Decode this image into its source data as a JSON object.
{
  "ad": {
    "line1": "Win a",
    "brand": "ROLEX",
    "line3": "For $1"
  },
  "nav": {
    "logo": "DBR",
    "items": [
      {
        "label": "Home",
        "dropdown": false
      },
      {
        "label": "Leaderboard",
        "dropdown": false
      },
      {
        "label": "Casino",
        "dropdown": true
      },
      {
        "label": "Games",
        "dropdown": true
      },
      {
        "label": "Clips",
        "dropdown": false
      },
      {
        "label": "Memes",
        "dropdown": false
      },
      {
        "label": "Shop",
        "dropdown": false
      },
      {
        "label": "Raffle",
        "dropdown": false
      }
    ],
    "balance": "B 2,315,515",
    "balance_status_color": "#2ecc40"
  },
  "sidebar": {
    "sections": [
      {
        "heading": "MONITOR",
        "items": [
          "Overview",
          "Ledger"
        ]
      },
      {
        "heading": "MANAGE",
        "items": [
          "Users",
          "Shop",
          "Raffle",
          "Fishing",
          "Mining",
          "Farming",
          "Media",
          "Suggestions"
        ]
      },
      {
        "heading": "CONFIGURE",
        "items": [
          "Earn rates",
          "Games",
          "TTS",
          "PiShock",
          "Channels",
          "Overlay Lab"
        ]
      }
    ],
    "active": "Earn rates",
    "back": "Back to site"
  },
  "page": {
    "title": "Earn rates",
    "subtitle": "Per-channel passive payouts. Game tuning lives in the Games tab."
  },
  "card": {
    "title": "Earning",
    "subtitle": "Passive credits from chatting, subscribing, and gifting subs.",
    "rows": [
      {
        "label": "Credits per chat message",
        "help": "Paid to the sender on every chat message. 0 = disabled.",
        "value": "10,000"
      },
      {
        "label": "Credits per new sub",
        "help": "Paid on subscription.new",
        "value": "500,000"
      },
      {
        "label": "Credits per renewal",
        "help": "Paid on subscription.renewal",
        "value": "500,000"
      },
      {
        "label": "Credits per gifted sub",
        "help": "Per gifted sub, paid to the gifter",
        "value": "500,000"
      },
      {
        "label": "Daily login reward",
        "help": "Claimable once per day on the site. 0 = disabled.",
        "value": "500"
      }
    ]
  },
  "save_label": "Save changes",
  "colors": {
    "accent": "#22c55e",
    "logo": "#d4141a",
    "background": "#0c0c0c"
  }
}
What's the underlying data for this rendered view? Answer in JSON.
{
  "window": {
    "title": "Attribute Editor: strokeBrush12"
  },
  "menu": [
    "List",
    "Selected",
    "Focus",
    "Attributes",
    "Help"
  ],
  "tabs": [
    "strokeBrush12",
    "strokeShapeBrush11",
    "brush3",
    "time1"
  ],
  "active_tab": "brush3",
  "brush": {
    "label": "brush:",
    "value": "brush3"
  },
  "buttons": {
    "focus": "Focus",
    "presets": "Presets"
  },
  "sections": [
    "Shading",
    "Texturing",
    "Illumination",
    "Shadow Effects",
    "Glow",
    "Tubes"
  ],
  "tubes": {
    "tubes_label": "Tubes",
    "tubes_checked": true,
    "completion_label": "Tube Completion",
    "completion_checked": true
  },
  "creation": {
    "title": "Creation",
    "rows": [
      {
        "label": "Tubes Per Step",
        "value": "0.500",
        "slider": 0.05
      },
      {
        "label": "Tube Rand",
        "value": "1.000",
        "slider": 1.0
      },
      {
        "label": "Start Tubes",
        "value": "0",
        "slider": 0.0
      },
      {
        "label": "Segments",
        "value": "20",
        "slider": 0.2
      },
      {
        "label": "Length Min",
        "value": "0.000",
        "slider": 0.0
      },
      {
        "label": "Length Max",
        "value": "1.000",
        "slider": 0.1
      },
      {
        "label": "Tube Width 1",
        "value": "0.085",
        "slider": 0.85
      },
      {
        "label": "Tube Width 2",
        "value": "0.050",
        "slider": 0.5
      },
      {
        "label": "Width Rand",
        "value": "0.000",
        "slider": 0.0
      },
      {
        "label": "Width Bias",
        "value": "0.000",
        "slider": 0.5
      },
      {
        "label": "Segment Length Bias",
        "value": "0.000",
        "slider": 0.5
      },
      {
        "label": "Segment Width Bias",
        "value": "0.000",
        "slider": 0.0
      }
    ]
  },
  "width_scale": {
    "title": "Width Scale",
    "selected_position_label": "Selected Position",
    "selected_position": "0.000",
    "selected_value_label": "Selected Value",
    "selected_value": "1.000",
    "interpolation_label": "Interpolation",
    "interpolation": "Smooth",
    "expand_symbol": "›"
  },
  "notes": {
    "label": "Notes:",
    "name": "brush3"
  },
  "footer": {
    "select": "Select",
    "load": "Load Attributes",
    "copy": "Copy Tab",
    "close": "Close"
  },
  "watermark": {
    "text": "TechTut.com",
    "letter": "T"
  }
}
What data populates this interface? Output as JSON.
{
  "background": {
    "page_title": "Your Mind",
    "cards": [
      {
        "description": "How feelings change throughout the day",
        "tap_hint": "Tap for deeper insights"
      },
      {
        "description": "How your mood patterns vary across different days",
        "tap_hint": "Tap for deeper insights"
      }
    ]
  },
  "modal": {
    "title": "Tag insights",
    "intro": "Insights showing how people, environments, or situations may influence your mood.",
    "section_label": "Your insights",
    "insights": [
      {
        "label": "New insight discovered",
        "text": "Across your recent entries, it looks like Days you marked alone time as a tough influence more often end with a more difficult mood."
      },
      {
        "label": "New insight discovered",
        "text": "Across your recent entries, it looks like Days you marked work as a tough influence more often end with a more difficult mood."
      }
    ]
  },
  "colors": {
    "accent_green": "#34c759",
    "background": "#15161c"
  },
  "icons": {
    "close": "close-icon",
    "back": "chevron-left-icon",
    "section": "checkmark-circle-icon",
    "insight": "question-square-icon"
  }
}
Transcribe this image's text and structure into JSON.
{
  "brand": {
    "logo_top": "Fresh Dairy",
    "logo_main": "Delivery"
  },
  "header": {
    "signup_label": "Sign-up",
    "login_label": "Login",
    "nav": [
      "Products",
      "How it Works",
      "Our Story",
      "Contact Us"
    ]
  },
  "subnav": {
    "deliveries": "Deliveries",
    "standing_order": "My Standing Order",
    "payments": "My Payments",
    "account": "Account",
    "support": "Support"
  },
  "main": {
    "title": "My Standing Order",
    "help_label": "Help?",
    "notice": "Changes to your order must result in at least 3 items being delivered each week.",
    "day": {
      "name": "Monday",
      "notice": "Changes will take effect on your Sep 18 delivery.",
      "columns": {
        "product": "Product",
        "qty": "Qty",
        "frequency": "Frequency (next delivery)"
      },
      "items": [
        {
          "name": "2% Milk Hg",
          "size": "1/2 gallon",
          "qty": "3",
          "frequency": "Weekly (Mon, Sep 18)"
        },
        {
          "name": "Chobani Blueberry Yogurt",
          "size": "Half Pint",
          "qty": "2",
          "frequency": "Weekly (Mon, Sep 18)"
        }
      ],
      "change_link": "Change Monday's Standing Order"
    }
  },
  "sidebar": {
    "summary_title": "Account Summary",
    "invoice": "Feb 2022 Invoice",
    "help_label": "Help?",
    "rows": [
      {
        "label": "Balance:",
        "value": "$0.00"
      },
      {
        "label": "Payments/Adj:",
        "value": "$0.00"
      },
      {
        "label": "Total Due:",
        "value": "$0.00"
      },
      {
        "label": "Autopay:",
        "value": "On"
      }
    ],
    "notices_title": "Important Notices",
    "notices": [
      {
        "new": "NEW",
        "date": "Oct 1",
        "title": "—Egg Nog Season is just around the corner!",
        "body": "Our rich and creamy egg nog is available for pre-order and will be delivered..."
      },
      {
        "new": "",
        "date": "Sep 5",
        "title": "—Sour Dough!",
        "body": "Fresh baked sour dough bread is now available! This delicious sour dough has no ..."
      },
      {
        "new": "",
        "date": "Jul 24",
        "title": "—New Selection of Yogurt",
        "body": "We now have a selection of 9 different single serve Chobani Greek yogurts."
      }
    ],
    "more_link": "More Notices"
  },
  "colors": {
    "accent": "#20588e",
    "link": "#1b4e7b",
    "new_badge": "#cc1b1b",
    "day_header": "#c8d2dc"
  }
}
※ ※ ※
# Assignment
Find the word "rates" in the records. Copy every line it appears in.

# Response area
          "Earn rates",
    "active": "Earn rates",
    "title": "Earn rates",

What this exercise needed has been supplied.